From: Bjørn Roald (bjorn_at_[hidden])
Date: 2006-08-07 02:24:20
Felipe Magno de Almeida wrote:
> If you can dual-license with boost software license and a payed one
> for a organization that may want to pay, then how couldnt you
> dual-license on gpl and boost license?
I think you can dual-license GPL with _more_ restrictive licenses, Such
licensing simply adds the freedoms of the GPL (GNU world) to the
software. See e.g.
I don't think you can dual license GPL with _less_ restrictive licenses,
e.g. the Boost license. Those licenses add too much freedom. Freedom
to use and hide is not compatible with the GPL. That said, you can use
Boost Software Licensed software in a GPL project. That is what the GPL
compatibility pages is about:
These pages does not suggest that dual licensing is possible. Just that
dependencies or even direct use of software licensed under Boost
Software License within a project licensed with GPL is possible without
breaking the GPL. I.e. you should never see the two licenses together
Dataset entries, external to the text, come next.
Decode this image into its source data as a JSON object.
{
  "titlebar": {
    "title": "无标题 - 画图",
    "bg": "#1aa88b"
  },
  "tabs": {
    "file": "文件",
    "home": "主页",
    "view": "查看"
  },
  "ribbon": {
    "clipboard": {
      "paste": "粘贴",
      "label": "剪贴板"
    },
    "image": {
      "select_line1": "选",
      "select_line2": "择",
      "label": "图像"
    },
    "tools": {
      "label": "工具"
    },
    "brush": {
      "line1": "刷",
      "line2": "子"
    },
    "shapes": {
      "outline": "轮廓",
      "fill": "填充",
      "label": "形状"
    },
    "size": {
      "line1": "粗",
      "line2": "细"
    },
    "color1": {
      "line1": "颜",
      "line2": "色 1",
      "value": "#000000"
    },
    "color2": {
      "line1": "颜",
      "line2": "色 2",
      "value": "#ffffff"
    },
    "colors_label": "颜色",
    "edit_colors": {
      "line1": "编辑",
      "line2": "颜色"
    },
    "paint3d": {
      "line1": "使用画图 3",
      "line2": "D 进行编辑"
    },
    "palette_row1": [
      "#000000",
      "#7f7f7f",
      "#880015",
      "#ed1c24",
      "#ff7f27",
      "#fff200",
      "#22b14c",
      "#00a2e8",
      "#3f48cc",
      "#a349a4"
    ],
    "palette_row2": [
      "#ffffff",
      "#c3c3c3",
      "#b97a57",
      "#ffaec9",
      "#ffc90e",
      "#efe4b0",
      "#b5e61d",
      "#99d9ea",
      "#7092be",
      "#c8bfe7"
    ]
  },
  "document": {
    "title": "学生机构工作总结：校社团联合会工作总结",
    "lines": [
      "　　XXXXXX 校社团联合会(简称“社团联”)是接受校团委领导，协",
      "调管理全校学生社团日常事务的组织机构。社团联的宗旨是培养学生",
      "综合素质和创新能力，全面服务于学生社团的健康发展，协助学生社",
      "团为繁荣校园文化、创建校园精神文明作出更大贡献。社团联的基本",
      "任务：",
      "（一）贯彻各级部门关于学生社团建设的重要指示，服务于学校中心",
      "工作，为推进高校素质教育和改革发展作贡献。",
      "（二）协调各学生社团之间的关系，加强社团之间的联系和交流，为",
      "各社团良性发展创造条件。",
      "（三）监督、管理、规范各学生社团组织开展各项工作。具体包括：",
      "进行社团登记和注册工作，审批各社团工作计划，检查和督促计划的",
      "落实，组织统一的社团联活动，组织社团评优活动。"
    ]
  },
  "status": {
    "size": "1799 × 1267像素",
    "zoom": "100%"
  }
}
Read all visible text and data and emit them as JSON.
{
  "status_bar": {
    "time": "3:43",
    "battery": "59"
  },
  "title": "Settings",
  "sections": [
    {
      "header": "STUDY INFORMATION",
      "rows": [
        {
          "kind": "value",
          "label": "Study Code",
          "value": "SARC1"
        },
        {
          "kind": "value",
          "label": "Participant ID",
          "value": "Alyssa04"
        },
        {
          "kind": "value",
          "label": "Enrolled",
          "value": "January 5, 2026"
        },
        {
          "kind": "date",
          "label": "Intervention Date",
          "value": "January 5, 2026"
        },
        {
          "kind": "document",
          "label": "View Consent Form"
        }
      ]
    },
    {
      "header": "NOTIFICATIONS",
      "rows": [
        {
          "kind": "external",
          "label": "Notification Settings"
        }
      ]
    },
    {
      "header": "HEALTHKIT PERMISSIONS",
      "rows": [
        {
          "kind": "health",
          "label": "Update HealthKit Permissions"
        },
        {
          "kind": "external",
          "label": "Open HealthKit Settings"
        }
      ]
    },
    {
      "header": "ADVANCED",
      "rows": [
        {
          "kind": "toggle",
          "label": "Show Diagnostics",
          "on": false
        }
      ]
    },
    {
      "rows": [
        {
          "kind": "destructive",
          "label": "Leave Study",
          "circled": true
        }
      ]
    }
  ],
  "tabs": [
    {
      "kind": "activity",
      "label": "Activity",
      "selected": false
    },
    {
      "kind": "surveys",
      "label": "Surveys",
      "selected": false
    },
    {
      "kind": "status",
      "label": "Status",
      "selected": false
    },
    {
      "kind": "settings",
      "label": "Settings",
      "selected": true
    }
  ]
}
on the same artifact (FSF view).
Boost Software License has no restriction affecting such dual licensing,
the issue is with the GPL copyleft restrictions.
Q: Can I use software licensed with the Boost Software License in my
GPL licensed project?
A: Yes, see:
Q: Can I dual-license my software under both the GPL and the Boost
A: The Boost Software License allow this, but not the GPL. This is not
allowed due to the copyleft restrictions in the GPL. See:
http://www.gnu.org/copyleft/#WhatIsCopyleft. Specifically, the problem
is with the GPL requiring all modified and extended versions of the
program to be free as well. The Boost Software License allow the
licensee to make non-free modified and extended versions of the program.
My understanding anyway! I am no legal expert but think I have this one
right, at least until somebody correct me ;-)